Proudest moment? I would say that proudest moment was when we got our first investors through. When you’re fundraising, before you have a product out, it is insanely hard because you’re saying I’m really smart and my team is really smart and we’ve got this great plan. Give us some money and we’ll return it ten times over, but you don’t have anything for people to see so it’s a leap of faith! Some people have a rich uncle. I have not yet located that rich uncle, so I’m still looking!
I’m sure you’ve been analysing your family tree
I’m hoping he might be five times removed and if he reads your blog then please tell him to get in touch because we’re here ready to receive!
We’ll forward the message! So that was looking at your past achievements, but what about the future? What are the next steps for Style Counsel?
Well, our product, the app, is coming out in Beta in 3 weeks!
That will still be a very small group of people testing it out because there will inevitably be lots of bugs. Once we erase all those bugs, we are going to have the app available for the public in October/November. Then we will be working with people actually using it which is really exciting!

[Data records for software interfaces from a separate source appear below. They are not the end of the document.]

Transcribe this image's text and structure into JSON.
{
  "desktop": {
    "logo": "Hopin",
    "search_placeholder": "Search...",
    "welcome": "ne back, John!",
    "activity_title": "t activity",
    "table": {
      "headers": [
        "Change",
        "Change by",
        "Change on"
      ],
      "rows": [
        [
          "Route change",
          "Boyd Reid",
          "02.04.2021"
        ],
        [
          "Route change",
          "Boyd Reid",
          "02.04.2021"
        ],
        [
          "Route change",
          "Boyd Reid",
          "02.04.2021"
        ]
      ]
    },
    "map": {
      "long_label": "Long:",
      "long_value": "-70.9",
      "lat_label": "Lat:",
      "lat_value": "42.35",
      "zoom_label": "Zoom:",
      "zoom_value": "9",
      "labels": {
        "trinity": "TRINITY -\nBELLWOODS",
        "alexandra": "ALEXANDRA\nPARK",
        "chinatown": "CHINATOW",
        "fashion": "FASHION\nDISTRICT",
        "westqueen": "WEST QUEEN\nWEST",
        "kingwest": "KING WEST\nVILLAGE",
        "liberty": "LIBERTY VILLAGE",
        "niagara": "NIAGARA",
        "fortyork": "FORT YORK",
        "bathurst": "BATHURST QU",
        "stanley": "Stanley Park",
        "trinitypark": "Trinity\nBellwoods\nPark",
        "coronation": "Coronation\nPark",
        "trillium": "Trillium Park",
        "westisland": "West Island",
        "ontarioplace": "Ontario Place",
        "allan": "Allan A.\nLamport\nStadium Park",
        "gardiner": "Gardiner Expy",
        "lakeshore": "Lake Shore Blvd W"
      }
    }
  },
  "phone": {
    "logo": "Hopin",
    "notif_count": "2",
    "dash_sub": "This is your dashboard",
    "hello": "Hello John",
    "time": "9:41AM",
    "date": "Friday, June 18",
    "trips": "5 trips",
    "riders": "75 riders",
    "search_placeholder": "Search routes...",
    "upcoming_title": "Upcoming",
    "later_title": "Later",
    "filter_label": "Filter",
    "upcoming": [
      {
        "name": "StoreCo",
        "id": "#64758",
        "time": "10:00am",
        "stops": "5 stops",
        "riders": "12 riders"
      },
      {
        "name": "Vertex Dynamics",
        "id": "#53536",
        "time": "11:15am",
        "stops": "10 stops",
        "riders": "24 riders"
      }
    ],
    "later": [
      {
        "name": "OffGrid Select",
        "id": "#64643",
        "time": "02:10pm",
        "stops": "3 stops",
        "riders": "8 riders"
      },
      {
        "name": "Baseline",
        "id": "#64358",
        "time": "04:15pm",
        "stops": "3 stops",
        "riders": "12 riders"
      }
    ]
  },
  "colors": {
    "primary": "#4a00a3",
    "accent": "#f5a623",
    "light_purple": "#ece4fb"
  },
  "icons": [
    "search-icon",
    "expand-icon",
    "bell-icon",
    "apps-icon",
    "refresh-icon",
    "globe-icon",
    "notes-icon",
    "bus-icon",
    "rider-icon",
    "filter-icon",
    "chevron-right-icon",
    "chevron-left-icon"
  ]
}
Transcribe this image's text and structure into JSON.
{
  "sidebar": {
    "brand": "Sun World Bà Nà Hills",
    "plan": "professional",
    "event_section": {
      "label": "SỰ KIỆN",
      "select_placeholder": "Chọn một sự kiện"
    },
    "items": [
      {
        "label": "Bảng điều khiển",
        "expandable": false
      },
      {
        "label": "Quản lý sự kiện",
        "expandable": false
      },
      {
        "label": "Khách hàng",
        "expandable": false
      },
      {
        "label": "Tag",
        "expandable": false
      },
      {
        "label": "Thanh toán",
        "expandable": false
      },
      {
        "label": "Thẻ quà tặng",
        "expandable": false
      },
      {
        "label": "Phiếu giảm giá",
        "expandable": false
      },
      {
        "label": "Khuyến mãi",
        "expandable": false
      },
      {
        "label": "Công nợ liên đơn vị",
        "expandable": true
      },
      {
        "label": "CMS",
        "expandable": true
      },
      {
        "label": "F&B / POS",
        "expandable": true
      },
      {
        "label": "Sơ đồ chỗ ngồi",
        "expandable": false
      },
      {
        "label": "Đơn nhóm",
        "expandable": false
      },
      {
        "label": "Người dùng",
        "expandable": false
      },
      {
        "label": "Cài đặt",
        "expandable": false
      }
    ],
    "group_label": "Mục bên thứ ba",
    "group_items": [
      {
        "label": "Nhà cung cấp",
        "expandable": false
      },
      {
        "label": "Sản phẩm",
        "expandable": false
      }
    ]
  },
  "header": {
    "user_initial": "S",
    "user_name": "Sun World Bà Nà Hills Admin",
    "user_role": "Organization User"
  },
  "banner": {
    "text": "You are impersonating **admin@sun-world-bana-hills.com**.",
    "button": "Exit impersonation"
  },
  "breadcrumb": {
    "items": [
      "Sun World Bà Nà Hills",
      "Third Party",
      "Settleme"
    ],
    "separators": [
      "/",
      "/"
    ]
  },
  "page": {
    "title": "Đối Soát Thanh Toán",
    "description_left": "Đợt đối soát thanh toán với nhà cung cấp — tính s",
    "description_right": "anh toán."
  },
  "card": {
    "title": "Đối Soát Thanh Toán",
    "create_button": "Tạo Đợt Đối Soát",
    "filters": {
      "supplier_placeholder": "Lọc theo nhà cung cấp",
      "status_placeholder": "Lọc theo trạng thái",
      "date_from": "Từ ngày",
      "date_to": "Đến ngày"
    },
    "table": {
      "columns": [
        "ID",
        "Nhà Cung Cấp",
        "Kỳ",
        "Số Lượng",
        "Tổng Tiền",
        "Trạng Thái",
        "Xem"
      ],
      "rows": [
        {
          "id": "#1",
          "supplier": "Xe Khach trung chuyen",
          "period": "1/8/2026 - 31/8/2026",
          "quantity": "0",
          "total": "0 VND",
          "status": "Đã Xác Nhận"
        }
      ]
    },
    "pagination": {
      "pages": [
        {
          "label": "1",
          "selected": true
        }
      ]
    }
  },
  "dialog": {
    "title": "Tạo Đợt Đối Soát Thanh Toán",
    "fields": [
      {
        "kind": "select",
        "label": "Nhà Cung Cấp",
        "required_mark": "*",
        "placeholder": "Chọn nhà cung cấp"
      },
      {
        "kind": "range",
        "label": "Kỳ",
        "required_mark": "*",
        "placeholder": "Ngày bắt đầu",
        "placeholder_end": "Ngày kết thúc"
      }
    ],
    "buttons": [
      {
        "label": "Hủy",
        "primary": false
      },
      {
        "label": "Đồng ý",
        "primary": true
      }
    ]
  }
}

What will be interesting is seeing what people really like and what they don’t and letting the consumer lead the conversation rather than us saying that we know what they want and forcing them to like it.
That’s is really exciting. Congratulations! So this is my last big question. You’re in this interesting area where fashion and tech are starting to fuse, but I would say it’s still very much in its early days.
So where do you think this industry is heading?
I think it will become absolutely merged, but not the way that consumers will see it. For example, this dress I’m wearing, I don’t want it to start lighting up.
Or start measuring your heart rate!
Exactly. I mean, there are things that are going to be technologically enabled, but they are specific areas, like sportswear. But if I’m going on a date, I want a dress and shoes that make me taller, but are comfortable and are on trend. You know, that’s the stuff that isn’t going to change.
Obviously the way things are made. That’s changing. We as consumers just think ‘oh it’s nice, I like it’. So there is a lot of innovation in the background and even more so in analytics and big data, and how consumer behaviour is being monitored and analysed in order to inform what the designers are making and what the buyers are putting on their sites.
Analytics is the kind of thing that is really going to drive retail. How they use information and how they analyse information and then make the things we want. The ones that do it right, will make money. The ones that don’t will go out of business.
Style Counsel can now be purchased on the Apple App store.